An Arianespace rocket launched two satellites into incorrect orbits back on January 25th. In the aftermath, potential insurance claims were reported for what Arianespace described at the time as a “trajectory deviation anomaly”.
While there has been no formal word on either the SES-14 satellite or YahSat-3 craft it is now being reported that Abu Dhabi-based YahSat will be making an insurance claim that could reach 50 per cent of the craft’s insured value. Potentially, this could include the actual launch cost as well as the cost for building the craft.
Specialist publication Satellite Finance is reporting the potential claim, which if it were to include insurance cover for its planned 15+ years of operational life, could be significant.
The two satellites were recovered within a few hours but the consequences of the Arianespace launch will mean that both satellites will have their on-orbit lives curtailed.
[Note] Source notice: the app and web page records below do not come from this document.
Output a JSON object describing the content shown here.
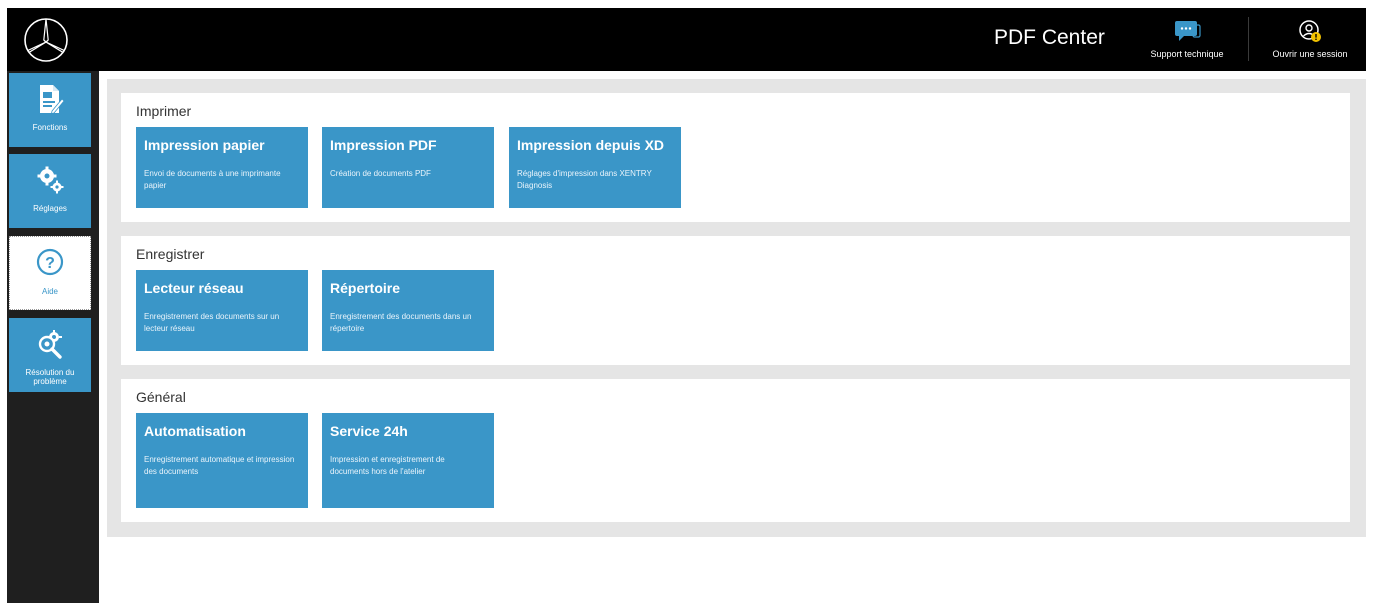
{
  "header": {
    "app_title": "PDF Center",
    "support_label": "Support technique",
    "session_label": "Ouvrir une session",
    "support_icon": "chat-bubble-icon",
    "session_icon": "user-warning-icon",
    "logo": "mercedes-star-logo"
  },
  "sidebar": {
    "items": [
      {
        "label": "Fonctions",
        "icon": "document-edit-icon",
        "active": false
      },
      {
        "label": "Réglages",
        "icon": "gears-icon",
        "active": false
      },
      {
        "label": "Aide",
        "icon": "help-circle-icon",
        "active": true
      },
      {
        "label": "Résolution du problème",
        "icon": "gear-search-icon",
        "active": false
      }
    ]
  },
  "sections": [
    {
      "title": "Imprimer",
      "tiles": [
        {
          "title": "Impression papier",
          "desc": "Envoi de documents à une imprimante papier"
        },
        {
          "title": "Impression PDF",
          "desc": "Création de documents PDF"
        },
        {
          "title": "Impression depuis XD",
          "desc": "Réglages d'impression dans XENTRY Diagnosis"
        }
      ]
    },
    {
      "title": "Enregistrer",
      "tiles": [
        {
          "title": "Lecteur réseau",
          "desc": "Enregistrement des documents sur un lecteur réseau"
        },
        {
          "title": "Répertoire",
          "desc": "Enregistrement des documents dans un répertoire"
        }
      ]
    },
    {
      "title": "Général",
      "tiles": [
        {
          "title": "Automatisation",
          "desc": "Enregistrement automatique et impression des documents"
        },
        {
          "title": "Service 24h",
          "desc": "Impression et enregistrement de documents hors de l'atelier"
        }
      ]
    }
  ],
  "colors": {
    "accent": "#3a96c8",
    "topbar": "#000000",
    "sidebar": "#1f1f1f",
    "panel": "#e5e5e5",
    "warning": "#f2c200"
  }
}
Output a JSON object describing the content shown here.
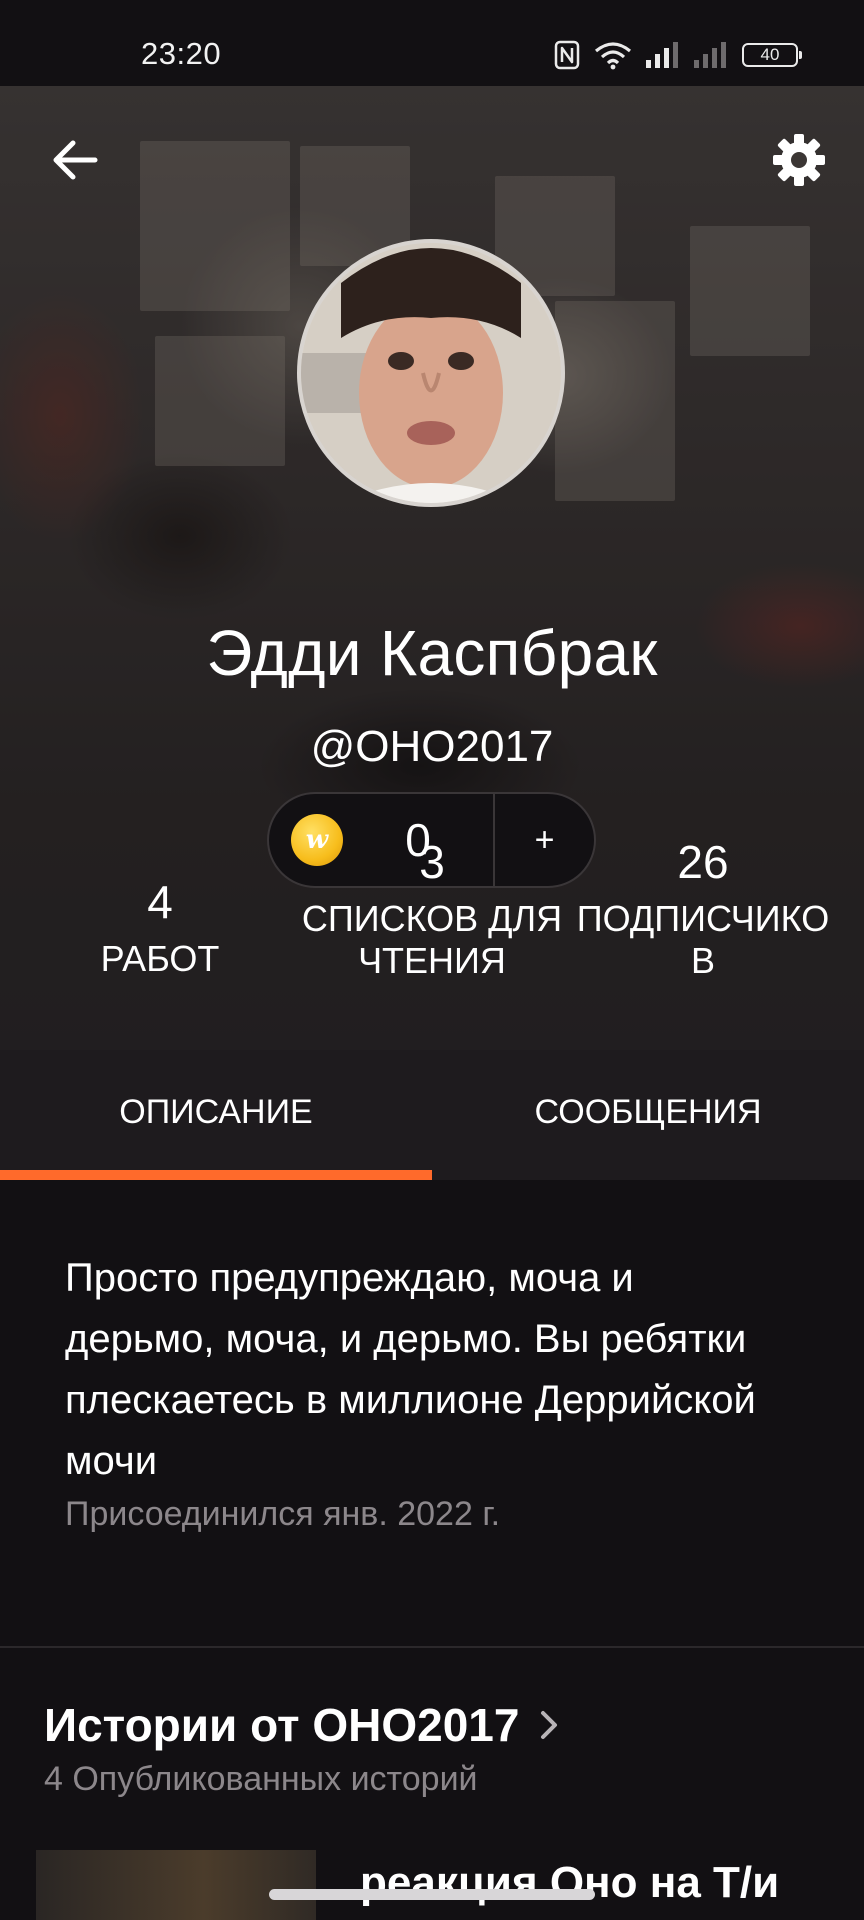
{
  "status_bar": {
    "time": "23:20",
    "battery": "40",
    "icons": [
      "nfc-icon",
      "wifi-icon",
      "signal-icon",
      "signal-icon",
      "battery-icon"
    ]
  },
  "header": {
    "back_icon": "arrow-left-icon",
    "settings_icon": "gear-icon",
    "name": "Эдди Каспбрак",
    "handle": "@OHO2017"
  },
  "coins": {
    "icon": "wattpad-coin-icon",
    "glyph": "w",
    "count": "0",
    "add_label": "+"
  },
  "stats": [
    {
      "value": "4",
      "label": "РАБОТ"
    },
    {
      "value": "3",
      "label_line1": "СПИСКОВ ДЛЯ",
      "label_line2": "ЧТЕНИЯ"
    },
    {
      "value": "26",
      "label_line1": "ПОДПИСЧИКО",
      "label_line2": "В"
    }
  ],
  "tabs": [
    {
      "label": "ОПИСАНИЕ",
      "active": true
    },
    {
      "label": "СООБЩЕНИЯ",
      "active": false
    }
  ],
  "about": {
    "text": "Просто предупреждаю, моча и дерьмо, моча, и дерьмо. Вы ребятки плескаетесь в миллионе Деррийской мочи",
    "joined": "Присоединился янв. 2022 г."
  },
  "stories": {
    "title": "Истории от OHO2017",
    "subtitle": "4 Опубликованных историй",
    "first_story_title": "реакция Оно на Т/и"
  },
  "colors": {
    "accent": "#ff6a2b",
    "background": "#121013",
    "tab_bar": "#1e1b1e",
    "muted_text": "#8c878b"
  }
}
They are using more of their precious on-board fuel in order to get to their target orbit.
Eutelsat CEO Rodolphe Belmer on February 16th told market analysts that its planned ‘Konnect Africa” broadband-by-satellite service, already extremely late in coming to market, would not start earning revenues much before this coming summer. Eutelsat has a significant contract in place with YahSat for capacity aboard YahSat-3 for the Konnect service.
SES-14 is an all-electric craft, but Al Yah-3 (YahSat-3) is a hybrid bi-propellant craft dependent on its main engine to raise its orbit and then fine-tuning its position with its on-board thrusters. Al Yah-3 is likely to be ready for work “later in 2018” according to a company statement made in February.
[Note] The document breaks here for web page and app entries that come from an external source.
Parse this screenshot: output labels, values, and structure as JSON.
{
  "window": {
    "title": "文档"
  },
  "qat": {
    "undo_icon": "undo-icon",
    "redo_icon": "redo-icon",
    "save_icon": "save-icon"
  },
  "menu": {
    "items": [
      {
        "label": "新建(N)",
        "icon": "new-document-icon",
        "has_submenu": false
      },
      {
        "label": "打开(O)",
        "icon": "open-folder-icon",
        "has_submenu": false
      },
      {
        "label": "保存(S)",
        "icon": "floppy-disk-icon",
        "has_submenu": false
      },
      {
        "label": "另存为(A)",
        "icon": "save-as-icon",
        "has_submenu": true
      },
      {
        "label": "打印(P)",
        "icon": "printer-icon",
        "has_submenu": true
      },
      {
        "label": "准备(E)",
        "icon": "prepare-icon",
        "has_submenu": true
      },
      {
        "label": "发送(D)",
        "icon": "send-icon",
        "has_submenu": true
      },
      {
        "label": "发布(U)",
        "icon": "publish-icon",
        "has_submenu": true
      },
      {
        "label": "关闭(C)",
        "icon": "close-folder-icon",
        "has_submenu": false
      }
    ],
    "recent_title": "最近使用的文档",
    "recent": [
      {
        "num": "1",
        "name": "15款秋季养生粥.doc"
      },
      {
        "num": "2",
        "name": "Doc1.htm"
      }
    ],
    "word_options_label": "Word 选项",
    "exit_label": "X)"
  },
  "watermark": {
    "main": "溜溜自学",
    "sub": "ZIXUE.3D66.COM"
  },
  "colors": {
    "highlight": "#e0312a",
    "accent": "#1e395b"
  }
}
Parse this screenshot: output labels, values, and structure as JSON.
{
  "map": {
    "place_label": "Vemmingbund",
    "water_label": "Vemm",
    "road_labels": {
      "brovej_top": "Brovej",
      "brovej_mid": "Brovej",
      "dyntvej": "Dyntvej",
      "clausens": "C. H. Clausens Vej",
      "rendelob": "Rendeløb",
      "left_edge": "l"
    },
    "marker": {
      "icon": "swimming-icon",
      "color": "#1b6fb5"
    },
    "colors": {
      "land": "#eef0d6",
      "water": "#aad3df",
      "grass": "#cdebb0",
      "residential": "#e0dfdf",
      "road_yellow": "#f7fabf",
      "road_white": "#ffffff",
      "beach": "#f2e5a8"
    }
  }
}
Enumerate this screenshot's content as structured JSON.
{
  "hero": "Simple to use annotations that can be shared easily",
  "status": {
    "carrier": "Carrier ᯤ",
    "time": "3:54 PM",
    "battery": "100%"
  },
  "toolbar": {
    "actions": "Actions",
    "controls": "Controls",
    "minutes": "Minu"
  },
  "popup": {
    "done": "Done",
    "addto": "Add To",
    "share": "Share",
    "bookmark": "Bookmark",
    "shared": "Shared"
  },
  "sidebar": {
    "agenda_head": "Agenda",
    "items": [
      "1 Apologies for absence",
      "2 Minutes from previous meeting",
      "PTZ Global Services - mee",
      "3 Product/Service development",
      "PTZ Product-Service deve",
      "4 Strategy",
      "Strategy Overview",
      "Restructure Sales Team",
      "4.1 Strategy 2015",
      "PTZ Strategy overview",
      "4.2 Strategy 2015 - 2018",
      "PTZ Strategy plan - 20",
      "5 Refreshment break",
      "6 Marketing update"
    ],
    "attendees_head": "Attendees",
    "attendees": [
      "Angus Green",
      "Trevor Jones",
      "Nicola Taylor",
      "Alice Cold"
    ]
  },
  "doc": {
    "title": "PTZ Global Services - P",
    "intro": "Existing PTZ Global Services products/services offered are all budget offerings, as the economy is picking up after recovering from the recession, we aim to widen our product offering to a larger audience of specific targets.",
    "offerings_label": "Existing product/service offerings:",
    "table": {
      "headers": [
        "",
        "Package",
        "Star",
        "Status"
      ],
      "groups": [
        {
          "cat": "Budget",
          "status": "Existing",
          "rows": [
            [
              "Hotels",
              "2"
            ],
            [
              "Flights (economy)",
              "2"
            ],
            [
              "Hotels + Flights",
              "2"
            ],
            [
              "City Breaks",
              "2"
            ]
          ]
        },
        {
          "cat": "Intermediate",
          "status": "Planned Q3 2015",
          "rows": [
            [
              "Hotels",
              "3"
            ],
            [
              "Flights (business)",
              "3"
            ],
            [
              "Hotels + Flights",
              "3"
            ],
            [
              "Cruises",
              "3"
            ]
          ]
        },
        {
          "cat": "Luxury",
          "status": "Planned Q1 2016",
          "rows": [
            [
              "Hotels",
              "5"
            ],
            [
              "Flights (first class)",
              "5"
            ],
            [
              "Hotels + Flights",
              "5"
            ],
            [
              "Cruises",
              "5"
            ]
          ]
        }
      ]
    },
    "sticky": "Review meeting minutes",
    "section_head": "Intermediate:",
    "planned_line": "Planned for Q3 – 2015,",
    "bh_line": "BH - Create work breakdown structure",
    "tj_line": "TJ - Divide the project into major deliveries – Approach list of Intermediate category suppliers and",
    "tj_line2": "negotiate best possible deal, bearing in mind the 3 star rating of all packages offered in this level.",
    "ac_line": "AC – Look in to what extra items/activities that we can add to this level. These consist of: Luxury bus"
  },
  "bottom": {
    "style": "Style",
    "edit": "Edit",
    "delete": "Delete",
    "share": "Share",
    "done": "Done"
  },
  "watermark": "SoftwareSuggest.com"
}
An investigation into the Arianespace launch problem which caused the orbital deviation said that incorrect data had been fed into the rocket’s flight guidance computers.